Your assignment :: When the word "watermark" appears in a line of the data below, list that line.

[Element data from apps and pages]
┌──
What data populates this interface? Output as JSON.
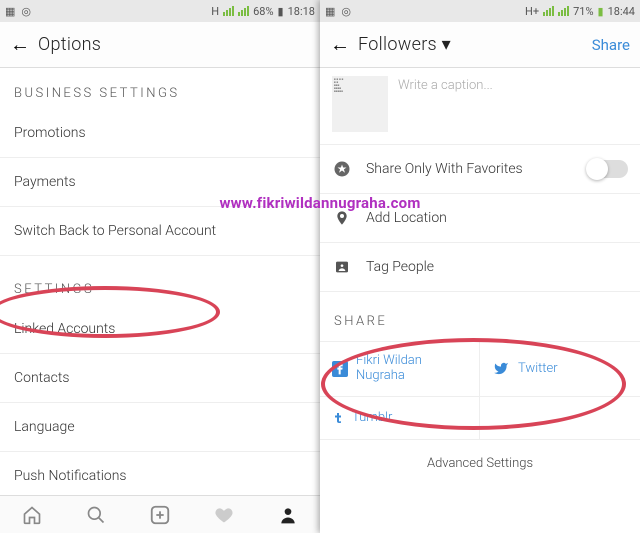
{
  "left": {
    "status": {
      "battery": "68%",
      "time": "18:18",
      "net": "H"
    },
    "header": {
      "title": "Options"
    },
    "section1": "BUSINESS SETTINGS",
    "items1": [
      "Promotions",
      "Payments",
      "Switch Back to Personal Account"
    ],
    "section2": "SETTINGS",
    "items2": [
      "Linked Accounts",
      "Contacts",
      "Language",
      "Push Notifications"
    ]
  },
  "right": {
    "status": {
      "battery": "71%",
      "time": "18:44",
      "net": "H+"
    },
    "header": {
      "title": "Followers ▾",
      "action": "Share"
    },
    "caption_placeholder": "Write a caption...",
    "rows": {
      "favorites": "Share Only With Favorites",
      "location": "Add Location",
      "tag": "Tag People"
    },
    "share_section": "SHARE",
    "accounts": {
      "fb": "Fikri Wildan Nugraha",
      "tw": "Twitter",
      "tb": "Tumblr"
    },
    "advanced": "Advanced Settings"
  },
  "watermark": "www.fikriwildannugraha.com"
}
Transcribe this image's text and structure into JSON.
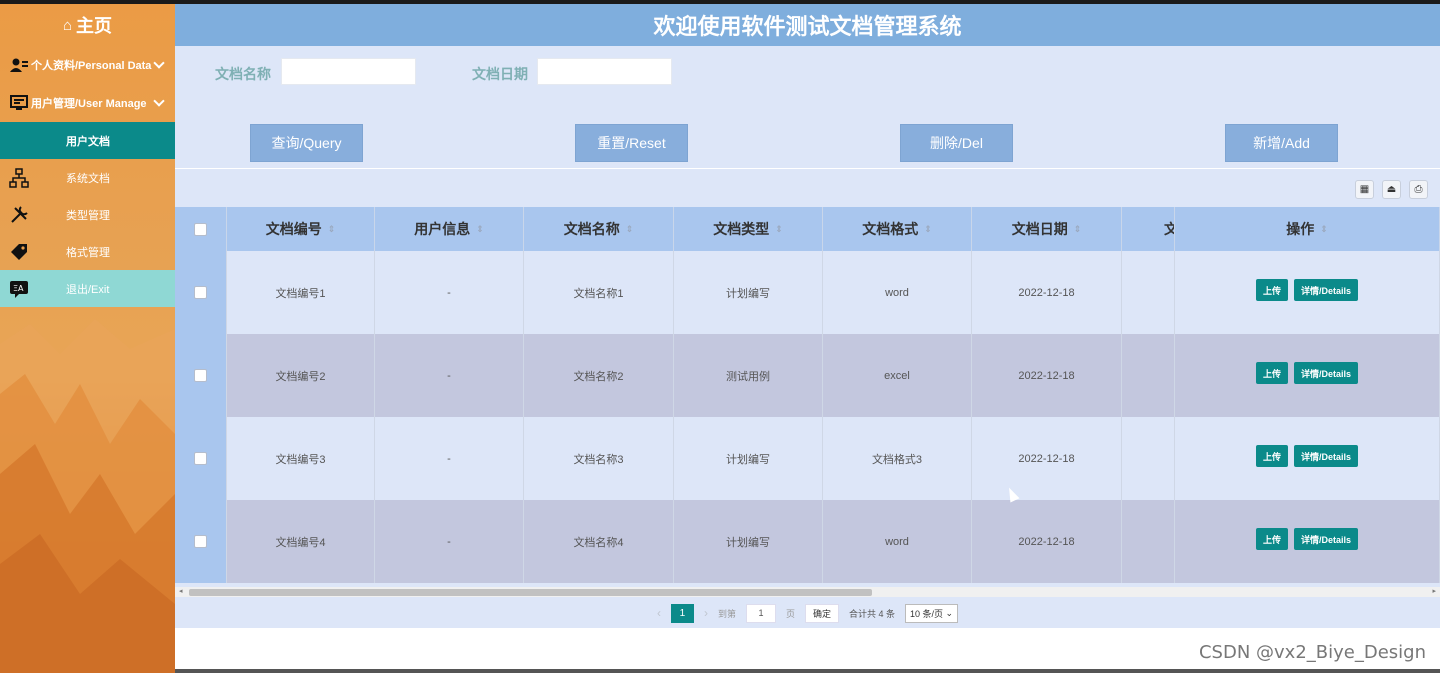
{
  "window": {
    "title": "欢迎使用软件测试文档管理系统"
  },
  "sidebar": {
    "home": "主页",
    "groups": [
      {
        "label": "个人资料/Personal Data",
        "icon": "user-card-icon"
      },
      {
        "label": "用户管理/User Manage",
        "icon": "monitor-icon"
      }
    ],
    "items": [
      {
        "label": "用户文档",
        "icon": "",
        "active": true
      },
      {
        "label": "系统文档",
        "icon": "sitemap-icon"
      },
      {
        "label": "类型管理",
        "icon": "tools-icon"
      },
      {
        "label": "格式管理",
        "icon": "tag-icon"
      },
      {
        "label": "退出/Exit",
        "icon": "translate-icon"
      }
    ]
  },
  "search": {
    "name_label": "文档名称",
    "name_value": "",
    "date_label": "文档日期",
    "date_value": ""
  },
  "actions": {
    "query": "查询/Query",
    "reset": "重置/Reset",
    "delete": "删除/Del",
    "add": "新增/Add"
  },
  "toolbar_icons": [
    "columns-icon",
    "export-icon",
    "print-icon"
  ],
  "table": {
    "headers": [
      "文档编号",
      "用户信息",
      "文档名称",
      "文档类型",
      "文档格式",
      "文档日期",
      "文",
      "操作"
    ],
    "rows": [
      {
        "id": "文档编号1",
        "user": "-",
        "name": "文档名称1",
        "type": "计划编写",
        "format": "word",
        "date": "2022-12-18"
      },
      {
        "id": "文档编号2",
        "user": "-",
        "name": "文档名称2",
        "type": "测试用例",
        "format": "excel",
        "date": "2022-12-18"
      },
      {
        "id": "文档编号3",
        "user": "-",
        "name": "文档名称3",
        "type": "计划编写",
        "format": "文档格式3",
        "date": "2022-12-18"
      },
      {
        "id": "文档编号4",
        "user": "-",
        "name": "文档名称4",
        "type": "计划编写",
        "format": "word",
        "date": "2022-12-18"
      }
    ],
    "row_actions": {
      "upload": "上传",
      "details": "详情/Details"
    }
  },
  "pagination": {
    "current": "1",
    "goto_label": "到第",
    "goto_value": "1",
    "page_unit": "页",
    "confirm": "确定",
    "total": "合计共 4 条",
    "page_size": "10 条/页"
  },
  "watermark": "CSDN @vx2_Biye_Design",
  "colors": {
    "accent": "#0b8a8a",
    "header": "#7faedd",
    "sidebar": "#eb9b45"
  }
}
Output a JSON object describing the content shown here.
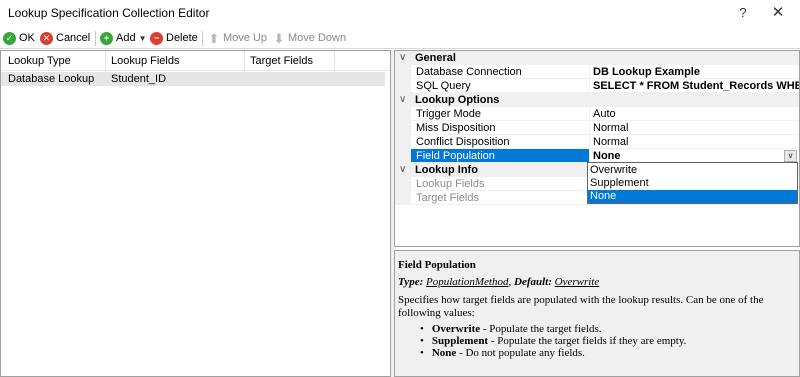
{
  "window": {
    "title": "Lookup Specification Collection Editor",
    "help_button": "?",
    "close_button": "✕"
  },
  "toolbar": {
    "ok_label": "OK",
    "cancel_label": "Cancel",
    "add_label": "Add",
    "delete_label": "Delete",
    "move_up_label": "Move Up",
    "move_down_label": "Move Down"
  },
  "list": {
    "columns": [
      "Lookup Type",
      "Lookup Fields",
      "Target Fields"
    ],
    "rows": [
      {
        "lookup_type": "Database Lookup",
        "lookup_fields": "Student_ID",
        "target_fields": ""
      }
    ]
  },
  "property_grid": {
    "general": {
      "label": "General",
      "database_connection": {
        "name": "Database Connection",
        "value": "DB Lookup Example"
      },
      "sql_query": {
        "name": "SQL Query",
        "value": "SELECT * FROM Student_Records WHER"
      }
    },
    "lookup_options": {
      "label": "Lookup Options",
      "trigger_mode": {
        "name": "Trigger Mode",
        "value": "Auto"
      },
      "miss_disposition": {
        "name": "Miss Disposition",
        "value": "Normal"
      },
      "conflict_disposition": {
        "name": "Conflict Disposition",
        "value": "Normal"
      },
      "field_population": {
        "name": "Field Population",
        "value": "None"
      }
    },
    "lookup_info": {
      "label": "Lookup Info",
      "lookup_fields": {
        "name": "Lookup Fields",
        "value": ""
      },
      "target_fields": {
        "name": "Target Fields",
        "value": ""
      }
    }
  },
  "dropdown": {
    "options": [
      "Overwrite",
      "Supplement",
      "None"
    ],
    "selected": "None"
  },
  "help": {
    "title": "Field Population",
    "type_prefix": "Type:",
    "type_value": "PopulationMethod",
    "default_prefix": "Default:",
    "default_value": "Overwrite",
    "description": "Specifies how target fields are populated with the lookup results. Can be one of the following values:",
    "items": [
      {
        "term": "Overwrite",
        "text": " - Populate the target fields."
      },
      {
        "term": "Supplement",
        "text": " - Populate the target fields if they are empty."
      },
      {
        "term": "None",
        "text": " - Do not populate any fields."
      }
    ]
  },
  "colors": {
    "selection": "#0078d7",
    "ok_icon": "#3aa63a",
    "cancel_icon": "#d9412e"
  },
  "icons": [
    "check-icon",
    "cancel-icon",
    "add-icon",
    "delete-icon",
    "arrow-up-icon",
    "arrow-down-icon",
    "expand-icon",
    "dropdown-arrow-icon"
  ]
}
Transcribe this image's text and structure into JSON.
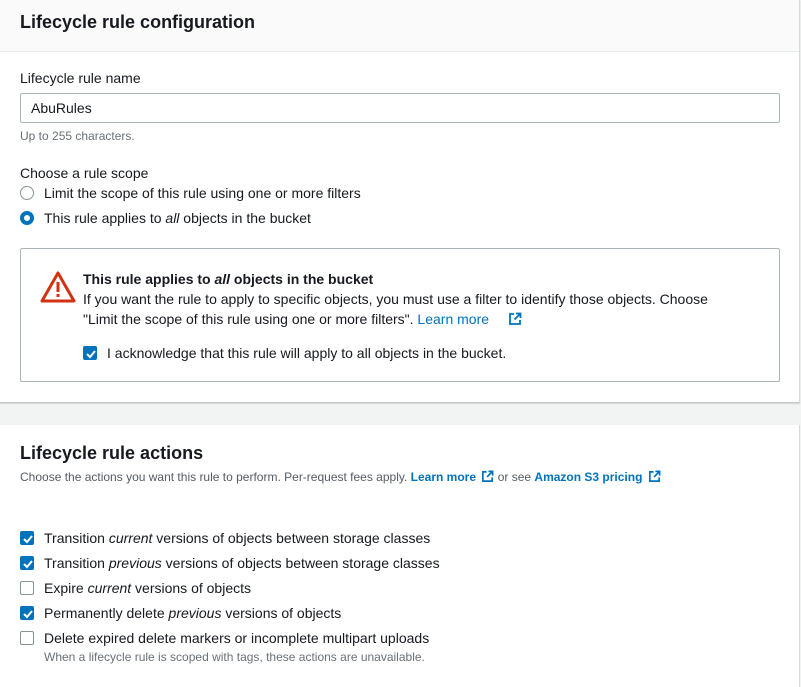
{
  "config": {
    "title": "Lifecycle rule configuration",
    "name_label": "Lifecycle rule name",
    "name_value": "AbuRules",
    "name_hint": "Up to 255 characters.",
    "scope_label": "Choose a rule scope",
    "scope_options": [
      {
        "label": "Limit the scope of this rule using one or more filters",
        "selected": false
      },
      {
        "label_before": "This rule applies to ",
        "label_em": "all",
        "label_after": " objects in the bucket",
        "selected": true
      }
    ],
    "warning": {
      "title_before": "This rule applies to ",
      "title_em": "all",
      "title_after": " objects in the bucket",
      "line1": "If you want the rule to apply to specific objects, you must use a filter to identify those objects. Choose",
      "line2": "\"Limit the scope of this rule using one or more filters\".",
      "learn_more": "Learn more",
      "ack_label": "I acknowledge that this rule will apply to all objects in the bucket.",
      "ack_checked": true
    }
  },
  "actions": {
    "title": "Lifecycle rule actions",
    "desc": "Choose the actions you want this rule to perform. Per-request fees apply.",
    "learn_more": "Learn more",
    "or_see": "or see",
    "pricing": "Amazon S3 pricing",
    "items": [
      {
        "before": "Transition ",
        "em": "current",
        "after": " versions of objects between storage classes",
        "checked": true
      },
      {
        "before": "Transition ",
        "em": "previous",
        "after": " versions of objects between storage classes",
        "checked": true
      },
      {
        "before": "Expire ",
        "em": "current",
        "after": " versions of objects",
        "checked": false
      },
      {
        "before": "Permanently delete ",
        "em": "previous",
        "after": " versions of objects",
        "checked": true
      },
      {
        "before": "Delete expired delete markers or incomplete multipart uploads",
        "em": "",
        "after": "",
        "checked": false
      }
    ],
    "footnote": "When a lifecycle rule is scoped with tags, these actions are unavailable."
  },
  "colors": {
    "accent": "#0073bb",
    "warning": "#d13212",
    "text": "#16191f",
    "muted": "#687078"
  }
}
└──
Output below ::
  "watermark": "www.fikriwildannugraha.com"
  "watermark": "CSDN @vx2_Biye_Design",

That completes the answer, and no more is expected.